By Matthew Landrum
Lenten Devotional for Monday, April 14
Read John 12:12-19
What do I look for from God? If I’m honest, the answer is often blessings and aid–job security or promotion, relationship growth or repair, delivery from inner turmoil and physical distress.
And there’s nothing wrong with lifting those things up. Jesus addressed such concerns when he calmed storms, turned water into wine, and healed the sick. But the mistake I make all too often is thinking only of earthly concerns while neglecting heavenly ones.
In today’s reading, we see the both the crowd making the same mistake. They are welcoming Jesus as a conquering king (which he was) who will set them free from oppression (which He did). But He did neither in the way the crowd expected.
Israel was waiting for a messiah. There were many claimants to the title in the decades before, during, and after Jesus’ life. These claimants were military leaders.
They wanted to gain independence from Rome, to shake off a government that had long subjugated the people of Israel. They led armed rebellions. This is what the people in the crowd were hoping for.
They wanted a messiah who would deliver them from the world and change their economic, governmental, and physical circumstances.
While Jesus cares about our jobs, finances, and government, His life, death, and resurrection weren’t for these things. His mission was to usher in the Kingdom of Heaven, not a kingdom of the earth.
He came to set us free from the shackles of sin, a far greater tyranny than that of King Herod or Caesar Augustus. The people of the crowd sought earthly solutions to earthly problems as we so often do. Their expectations were too low.
Jesus is king. He has set us free and secured our souls. It’s easy for me to forget that in the pressing demands of every day. Jesus acknowledges our worldly needs when He teaches us to pray, directing us to make petition for our daily bread.
But he mostly directs us to higher matters–His kingdom coming, His will being made manifest on earth, forgiveness for our sins, and deliverance from evil.
The crowd had great expectations of Jesus. But they weren’t great enough. In my Lenten practice this year, I will endeavor to seek the Kingdom of God and His righteousness, trusting that the rest will be given to me, to train my heart for greater expectations, not worldly kingdoms but heavenly realms.
We pray: Lord, help us to see Your kingdom and trust in Your will and knowledge. Help to see the greatest expectation of the new creation.
Family discussion: People often look to God for tangible results. That’s fine but when we don’t look to Him for more, our expectations are too low! How can we raise our expectations? What petitions and praises can we include in our prayer life to raise our expectations and more fully engage with Jesus?
Object lesson: A computer or smart phone–this handy device you have before you makes a great paper weight.

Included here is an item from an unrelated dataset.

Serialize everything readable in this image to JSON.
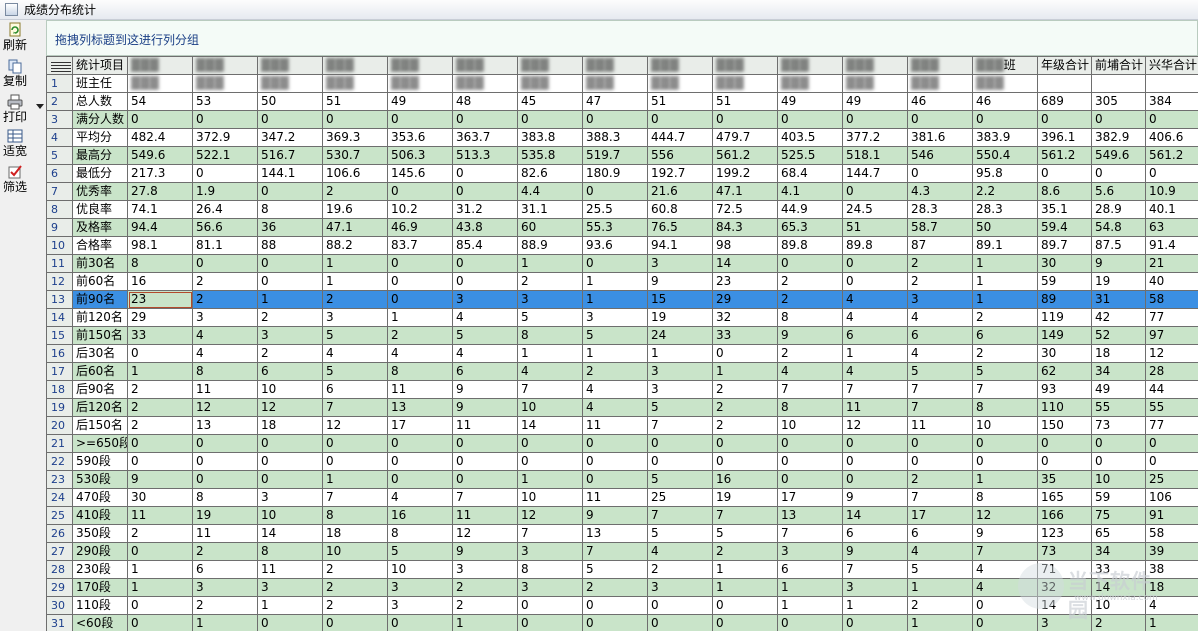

It really does! But if we only expected our computer or iPhone to do that function, our expectations would be too low. This device can connect us to the world and bring a wealth of information to our fingertips. Similarly we sometimes miss out on the full gift of Jesus and the triumph of His victory by overlooking his power and might and the full scale of what His life, death, and resurrection mean.